Data records for software interfaces
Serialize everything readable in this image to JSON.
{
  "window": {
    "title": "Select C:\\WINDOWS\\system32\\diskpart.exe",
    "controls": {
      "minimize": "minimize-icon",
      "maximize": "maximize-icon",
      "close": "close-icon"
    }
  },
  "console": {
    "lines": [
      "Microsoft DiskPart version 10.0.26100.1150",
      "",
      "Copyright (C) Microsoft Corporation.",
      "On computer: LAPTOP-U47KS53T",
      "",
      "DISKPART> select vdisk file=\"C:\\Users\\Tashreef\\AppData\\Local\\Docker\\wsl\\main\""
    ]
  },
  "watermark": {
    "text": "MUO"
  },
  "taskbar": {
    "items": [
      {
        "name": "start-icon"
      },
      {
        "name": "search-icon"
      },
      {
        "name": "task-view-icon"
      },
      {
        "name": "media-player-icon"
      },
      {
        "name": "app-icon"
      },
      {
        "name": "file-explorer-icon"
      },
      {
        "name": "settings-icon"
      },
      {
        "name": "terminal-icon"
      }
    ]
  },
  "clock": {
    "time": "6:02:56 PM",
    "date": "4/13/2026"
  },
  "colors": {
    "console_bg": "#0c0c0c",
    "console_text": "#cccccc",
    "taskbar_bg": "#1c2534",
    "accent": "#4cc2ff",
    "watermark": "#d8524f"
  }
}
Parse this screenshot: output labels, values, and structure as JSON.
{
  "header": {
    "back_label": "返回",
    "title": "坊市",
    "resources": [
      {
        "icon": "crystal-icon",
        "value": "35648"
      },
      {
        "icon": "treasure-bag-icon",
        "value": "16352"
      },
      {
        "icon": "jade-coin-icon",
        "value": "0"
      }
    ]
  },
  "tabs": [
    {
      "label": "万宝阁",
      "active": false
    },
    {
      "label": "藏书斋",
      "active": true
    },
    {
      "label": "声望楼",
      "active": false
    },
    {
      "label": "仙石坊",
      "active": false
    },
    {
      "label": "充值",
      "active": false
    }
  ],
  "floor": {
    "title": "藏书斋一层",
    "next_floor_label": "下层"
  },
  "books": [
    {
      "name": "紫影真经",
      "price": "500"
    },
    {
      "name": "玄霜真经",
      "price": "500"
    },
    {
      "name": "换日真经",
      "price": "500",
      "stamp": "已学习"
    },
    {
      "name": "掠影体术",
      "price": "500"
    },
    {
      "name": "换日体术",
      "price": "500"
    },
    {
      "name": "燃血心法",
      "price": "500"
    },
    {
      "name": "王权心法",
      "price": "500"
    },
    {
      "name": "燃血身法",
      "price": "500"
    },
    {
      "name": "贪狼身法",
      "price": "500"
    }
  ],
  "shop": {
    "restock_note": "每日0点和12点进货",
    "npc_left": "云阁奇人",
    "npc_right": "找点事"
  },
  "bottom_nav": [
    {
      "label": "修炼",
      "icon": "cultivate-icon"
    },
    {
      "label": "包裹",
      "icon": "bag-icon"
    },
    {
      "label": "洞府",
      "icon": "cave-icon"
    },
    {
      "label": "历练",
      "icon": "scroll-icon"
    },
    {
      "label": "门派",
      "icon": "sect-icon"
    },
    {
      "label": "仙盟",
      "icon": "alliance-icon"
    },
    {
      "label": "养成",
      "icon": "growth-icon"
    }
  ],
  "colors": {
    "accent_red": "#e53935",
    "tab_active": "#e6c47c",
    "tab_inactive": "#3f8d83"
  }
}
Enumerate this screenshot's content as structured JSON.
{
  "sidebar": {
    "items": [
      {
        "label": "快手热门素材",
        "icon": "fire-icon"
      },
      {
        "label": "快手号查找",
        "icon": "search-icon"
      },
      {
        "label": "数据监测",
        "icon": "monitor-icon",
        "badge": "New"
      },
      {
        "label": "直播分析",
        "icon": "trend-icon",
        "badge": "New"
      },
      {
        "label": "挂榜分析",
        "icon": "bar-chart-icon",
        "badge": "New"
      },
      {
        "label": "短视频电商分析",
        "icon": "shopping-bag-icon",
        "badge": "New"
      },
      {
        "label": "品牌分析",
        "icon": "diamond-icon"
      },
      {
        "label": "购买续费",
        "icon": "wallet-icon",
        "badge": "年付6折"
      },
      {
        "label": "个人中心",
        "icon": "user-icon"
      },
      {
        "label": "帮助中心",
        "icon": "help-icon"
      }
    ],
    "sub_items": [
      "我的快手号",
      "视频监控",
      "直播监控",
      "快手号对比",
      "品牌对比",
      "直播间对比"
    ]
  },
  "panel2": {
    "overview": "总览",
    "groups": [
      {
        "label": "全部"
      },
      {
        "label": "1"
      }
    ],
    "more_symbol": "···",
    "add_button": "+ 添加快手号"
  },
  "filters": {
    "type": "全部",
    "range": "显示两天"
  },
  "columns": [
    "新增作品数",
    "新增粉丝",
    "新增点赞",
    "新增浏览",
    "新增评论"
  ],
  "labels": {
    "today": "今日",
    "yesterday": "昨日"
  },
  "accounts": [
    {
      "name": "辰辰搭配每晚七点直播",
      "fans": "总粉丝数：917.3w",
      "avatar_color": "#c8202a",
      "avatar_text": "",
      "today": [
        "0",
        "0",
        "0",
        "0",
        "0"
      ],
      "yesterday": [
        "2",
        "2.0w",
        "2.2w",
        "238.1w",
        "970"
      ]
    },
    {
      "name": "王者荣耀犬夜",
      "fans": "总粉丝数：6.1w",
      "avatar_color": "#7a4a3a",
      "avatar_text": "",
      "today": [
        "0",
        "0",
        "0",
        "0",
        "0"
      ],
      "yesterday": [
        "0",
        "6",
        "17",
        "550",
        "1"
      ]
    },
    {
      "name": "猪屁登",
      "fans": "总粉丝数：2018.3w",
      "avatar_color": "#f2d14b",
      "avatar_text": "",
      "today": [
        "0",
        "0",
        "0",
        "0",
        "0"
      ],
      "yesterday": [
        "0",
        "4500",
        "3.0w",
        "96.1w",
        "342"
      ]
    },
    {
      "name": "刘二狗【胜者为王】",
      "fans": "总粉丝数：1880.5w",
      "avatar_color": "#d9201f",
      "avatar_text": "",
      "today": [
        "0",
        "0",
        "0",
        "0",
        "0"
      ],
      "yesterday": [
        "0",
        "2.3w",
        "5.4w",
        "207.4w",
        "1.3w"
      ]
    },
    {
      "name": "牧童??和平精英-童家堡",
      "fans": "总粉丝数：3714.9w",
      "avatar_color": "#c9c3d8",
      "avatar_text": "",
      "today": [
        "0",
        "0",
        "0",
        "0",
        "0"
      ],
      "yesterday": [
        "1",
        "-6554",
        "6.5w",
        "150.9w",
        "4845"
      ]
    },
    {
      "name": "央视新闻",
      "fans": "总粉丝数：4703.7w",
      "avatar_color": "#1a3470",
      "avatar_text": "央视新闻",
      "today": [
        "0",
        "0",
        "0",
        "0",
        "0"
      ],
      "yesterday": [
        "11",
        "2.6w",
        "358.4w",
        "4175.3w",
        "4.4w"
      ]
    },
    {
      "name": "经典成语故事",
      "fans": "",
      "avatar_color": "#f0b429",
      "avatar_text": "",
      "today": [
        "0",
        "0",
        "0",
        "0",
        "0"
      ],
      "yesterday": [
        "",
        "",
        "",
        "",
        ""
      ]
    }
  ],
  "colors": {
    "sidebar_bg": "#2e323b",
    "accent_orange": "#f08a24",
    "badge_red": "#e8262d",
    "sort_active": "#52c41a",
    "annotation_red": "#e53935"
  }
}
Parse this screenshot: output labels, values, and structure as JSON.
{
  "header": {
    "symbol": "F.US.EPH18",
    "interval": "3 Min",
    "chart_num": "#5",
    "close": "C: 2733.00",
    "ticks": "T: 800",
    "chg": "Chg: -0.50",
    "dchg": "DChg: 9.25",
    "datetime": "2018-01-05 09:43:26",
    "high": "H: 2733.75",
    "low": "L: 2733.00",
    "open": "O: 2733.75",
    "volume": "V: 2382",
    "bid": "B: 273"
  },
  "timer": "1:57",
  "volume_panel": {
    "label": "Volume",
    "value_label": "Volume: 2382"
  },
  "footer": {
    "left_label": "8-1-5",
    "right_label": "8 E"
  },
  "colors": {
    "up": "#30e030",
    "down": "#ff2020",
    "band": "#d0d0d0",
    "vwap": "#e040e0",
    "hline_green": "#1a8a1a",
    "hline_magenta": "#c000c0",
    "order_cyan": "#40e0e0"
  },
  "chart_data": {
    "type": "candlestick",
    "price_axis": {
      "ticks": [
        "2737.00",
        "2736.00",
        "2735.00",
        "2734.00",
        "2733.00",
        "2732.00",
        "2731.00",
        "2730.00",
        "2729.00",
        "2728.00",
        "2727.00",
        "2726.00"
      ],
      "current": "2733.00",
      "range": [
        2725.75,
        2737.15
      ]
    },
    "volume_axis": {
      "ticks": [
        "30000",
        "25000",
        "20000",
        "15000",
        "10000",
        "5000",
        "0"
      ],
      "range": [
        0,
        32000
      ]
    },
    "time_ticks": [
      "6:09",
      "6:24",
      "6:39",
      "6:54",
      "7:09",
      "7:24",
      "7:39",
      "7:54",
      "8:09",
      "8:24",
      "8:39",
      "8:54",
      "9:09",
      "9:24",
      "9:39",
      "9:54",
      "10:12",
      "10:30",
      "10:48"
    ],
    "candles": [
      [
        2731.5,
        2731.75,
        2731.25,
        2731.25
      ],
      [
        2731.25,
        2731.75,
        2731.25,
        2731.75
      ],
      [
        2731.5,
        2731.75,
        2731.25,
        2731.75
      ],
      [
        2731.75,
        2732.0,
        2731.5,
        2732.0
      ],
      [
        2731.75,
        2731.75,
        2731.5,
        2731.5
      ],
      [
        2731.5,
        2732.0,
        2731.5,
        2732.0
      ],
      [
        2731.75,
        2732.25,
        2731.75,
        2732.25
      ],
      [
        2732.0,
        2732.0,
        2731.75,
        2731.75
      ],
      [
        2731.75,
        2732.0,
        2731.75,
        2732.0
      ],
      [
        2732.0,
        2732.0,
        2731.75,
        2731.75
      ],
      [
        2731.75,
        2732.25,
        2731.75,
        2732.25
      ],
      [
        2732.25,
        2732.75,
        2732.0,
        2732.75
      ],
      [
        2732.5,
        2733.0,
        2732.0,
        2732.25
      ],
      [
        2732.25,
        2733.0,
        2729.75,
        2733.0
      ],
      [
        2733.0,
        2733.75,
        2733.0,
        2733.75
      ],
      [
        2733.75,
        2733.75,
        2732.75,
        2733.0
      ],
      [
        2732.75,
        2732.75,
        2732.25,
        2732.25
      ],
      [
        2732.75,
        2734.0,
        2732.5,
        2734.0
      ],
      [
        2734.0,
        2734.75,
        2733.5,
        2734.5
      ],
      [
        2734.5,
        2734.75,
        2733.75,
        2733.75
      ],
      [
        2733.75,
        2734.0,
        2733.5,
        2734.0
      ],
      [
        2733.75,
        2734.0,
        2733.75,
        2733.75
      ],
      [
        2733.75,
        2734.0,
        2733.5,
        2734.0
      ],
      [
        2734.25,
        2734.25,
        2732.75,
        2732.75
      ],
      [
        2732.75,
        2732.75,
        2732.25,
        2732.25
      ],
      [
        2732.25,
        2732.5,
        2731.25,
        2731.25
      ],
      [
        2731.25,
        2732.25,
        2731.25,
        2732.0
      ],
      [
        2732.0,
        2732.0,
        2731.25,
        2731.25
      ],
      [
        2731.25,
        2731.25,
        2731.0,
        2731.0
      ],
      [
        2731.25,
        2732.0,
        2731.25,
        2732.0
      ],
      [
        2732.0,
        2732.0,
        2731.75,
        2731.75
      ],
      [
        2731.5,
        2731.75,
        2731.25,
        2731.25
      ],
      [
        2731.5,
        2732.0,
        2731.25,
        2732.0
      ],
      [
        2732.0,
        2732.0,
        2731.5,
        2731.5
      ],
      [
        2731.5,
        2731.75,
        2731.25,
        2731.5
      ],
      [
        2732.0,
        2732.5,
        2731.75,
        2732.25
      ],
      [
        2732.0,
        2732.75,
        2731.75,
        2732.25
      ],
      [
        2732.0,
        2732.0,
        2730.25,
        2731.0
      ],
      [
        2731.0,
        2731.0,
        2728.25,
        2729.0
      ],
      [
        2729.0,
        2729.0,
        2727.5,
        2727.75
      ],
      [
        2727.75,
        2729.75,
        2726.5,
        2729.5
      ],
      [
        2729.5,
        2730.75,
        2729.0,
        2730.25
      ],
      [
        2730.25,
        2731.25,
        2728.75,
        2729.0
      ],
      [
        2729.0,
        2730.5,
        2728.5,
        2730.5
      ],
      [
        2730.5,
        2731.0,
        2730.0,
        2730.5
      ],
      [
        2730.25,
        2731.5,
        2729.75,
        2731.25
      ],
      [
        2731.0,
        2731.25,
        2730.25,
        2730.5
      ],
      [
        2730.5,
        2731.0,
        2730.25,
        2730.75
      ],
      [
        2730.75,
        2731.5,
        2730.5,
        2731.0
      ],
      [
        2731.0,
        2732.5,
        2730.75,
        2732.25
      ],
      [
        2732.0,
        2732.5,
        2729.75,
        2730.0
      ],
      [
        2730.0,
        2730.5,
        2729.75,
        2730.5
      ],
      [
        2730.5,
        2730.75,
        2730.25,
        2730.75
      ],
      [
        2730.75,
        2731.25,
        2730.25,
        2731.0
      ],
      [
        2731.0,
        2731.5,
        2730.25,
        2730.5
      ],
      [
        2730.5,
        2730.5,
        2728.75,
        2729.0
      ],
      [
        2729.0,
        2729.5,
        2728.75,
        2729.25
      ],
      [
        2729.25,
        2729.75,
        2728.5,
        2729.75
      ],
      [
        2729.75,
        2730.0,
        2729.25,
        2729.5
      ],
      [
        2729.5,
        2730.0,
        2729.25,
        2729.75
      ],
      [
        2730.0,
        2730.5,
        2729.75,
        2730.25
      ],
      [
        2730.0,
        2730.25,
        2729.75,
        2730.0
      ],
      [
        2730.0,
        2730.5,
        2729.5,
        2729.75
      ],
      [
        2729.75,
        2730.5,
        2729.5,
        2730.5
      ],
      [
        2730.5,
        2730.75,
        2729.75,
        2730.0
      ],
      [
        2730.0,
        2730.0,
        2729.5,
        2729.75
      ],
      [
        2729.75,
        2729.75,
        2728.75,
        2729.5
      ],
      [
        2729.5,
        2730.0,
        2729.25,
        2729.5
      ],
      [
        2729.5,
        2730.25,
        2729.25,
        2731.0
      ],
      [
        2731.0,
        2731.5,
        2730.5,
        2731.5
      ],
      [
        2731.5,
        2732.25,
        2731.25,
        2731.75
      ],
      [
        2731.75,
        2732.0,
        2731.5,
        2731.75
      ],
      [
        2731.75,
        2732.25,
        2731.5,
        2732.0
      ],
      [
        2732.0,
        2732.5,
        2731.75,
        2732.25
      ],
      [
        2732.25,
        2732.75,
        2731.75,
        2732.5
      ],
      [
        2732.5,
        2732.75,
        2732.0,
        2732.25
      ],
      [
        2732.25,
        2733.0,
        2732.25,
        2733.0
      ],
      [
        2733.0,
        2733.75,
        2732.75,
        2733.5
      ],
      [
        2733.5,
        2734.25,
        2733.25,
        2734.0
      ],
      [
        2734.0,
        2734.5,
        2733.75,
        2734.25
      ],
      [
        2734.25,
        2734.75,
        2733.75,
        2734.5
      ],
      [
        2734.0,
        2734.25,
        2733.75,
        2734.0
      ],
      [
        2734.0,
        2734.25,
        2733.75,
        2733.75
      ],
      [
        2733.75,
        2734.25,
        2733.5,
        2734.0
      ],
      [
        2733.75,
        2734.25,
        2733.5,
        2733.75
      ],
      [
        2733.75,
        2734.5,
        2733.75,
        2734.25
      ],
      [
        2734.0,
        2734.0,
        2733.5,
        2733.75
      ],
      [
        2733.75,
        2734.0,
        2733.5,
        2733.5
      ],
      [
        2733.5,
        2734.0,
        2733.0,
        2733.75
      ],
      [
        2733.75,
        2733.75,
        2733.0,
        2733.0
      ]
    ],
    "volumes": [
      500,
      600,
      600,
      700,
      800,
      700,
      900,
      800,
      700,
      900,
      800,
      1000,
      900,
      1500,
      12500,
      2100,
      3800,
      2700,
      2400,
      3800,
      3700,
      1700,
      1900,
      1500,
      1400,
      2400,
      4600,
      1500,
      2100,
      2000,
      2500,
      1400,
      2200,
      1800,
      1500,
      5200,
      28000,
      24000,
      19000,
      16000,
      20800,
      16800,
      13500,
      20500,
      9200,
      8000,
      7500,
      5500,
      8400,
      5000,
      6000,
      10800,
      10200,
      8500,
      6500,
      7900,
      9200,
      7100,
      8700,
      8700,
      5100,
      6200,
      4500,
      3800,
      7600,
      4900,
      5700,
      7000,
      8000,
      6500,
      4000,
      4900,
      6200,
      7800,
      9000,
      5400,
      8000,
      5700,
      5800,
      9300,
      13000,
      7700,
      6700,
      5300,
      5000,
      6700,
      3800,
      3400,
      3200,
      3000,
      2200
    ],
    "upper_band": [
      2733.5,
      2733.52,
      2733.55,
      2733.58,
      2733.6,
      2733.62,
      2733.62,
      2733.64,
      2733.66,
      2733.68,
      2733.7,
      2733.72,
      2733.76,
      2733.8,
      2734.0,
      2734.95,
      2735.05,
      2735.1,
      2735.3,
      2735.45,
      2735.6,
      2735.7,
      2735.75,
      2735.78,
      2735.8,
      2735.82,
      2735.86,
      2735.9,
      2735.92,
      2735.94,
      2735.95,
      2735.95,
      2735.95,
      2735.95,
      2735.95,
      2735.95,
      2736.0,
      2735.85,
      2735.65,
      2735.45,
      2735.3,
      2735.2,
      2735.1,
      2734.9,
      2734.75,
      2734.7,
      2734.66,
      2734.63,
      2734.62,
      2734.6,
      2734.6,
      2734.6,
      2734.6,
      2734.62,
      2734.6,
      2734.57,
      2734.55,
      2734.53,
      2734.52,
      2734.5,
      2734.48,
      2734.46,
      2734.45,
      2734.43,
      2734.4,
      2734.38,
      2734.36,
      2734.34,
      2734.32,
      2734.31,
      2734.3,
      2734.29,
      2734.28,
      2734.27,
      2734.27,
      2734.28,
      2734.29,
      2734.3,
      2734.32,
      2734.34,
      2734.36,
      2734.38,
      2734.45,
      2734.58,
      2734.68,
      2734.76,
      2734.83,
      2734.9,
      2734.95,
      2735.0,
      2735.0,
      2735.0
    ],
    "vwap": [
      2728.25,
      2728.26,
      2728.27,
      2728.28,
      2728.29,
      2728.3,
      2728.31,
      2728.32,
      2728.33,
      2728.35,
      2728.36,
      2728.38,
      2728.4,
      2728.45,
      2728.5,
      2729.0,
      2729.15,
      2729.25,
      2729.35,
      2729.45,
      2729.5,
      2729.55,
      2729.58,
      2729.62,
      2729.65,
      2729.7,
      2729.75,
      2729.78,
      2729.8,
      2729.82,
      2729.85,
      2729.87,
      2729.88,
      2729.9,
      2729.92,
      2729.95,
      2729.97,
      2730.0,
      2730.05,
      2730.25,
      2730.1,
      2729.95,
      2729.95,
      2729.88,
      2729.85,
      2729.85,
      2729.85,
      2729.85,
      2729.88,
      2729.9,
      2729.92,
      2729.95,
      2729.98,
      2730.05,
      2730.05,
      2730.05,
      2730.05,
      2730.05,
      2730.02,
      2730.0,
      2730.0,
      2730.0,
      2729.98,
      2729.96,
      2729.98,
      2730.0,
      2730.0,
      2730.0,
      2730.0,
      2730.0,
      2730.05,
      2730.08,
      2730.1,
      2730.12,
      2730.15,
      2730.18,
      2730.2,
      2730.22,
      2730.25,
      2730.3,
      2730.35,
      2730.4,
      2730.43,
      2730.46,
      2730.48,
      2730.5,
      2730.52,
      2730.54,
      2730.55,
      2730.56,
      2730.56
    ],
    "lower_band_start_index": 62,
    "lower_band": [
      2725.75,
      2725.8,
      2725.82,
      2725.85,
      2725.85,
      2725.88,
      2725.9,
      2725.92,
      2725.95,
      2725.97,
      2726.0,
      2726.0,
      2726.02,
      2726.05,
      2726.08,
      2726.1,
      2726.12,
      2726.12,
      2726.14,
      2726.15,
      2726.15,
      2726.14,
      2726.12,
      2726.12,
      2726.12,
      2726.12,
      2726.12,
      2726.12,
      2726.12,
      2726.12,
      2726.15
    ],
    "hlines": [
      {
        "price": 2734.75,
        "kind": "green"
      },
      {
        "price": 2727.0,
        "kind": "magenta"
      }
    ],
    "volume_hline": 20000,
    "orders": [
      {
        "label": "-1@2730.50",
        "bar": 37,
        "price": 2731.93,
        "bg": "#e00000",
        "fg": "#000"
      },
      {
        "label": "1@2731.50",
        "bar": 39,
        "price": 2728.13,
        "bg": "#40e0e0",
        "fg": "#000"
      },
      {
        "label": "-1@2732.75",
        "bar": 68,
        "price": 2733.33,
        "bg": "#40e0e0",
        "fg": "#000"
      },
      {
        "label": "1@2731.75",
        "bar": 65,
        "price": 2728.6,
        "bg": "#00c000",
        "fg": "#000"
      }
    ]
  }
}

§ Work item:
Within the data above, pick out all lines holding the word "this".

§ Result below:
Serialize everything readable in this image to JSON.
Parse this screenshot: output labels, values, and structure as JSON.
Enumerate this screenshot's content as structured JSON.
Parse this screenshot: output labels, values, and structure as JSON.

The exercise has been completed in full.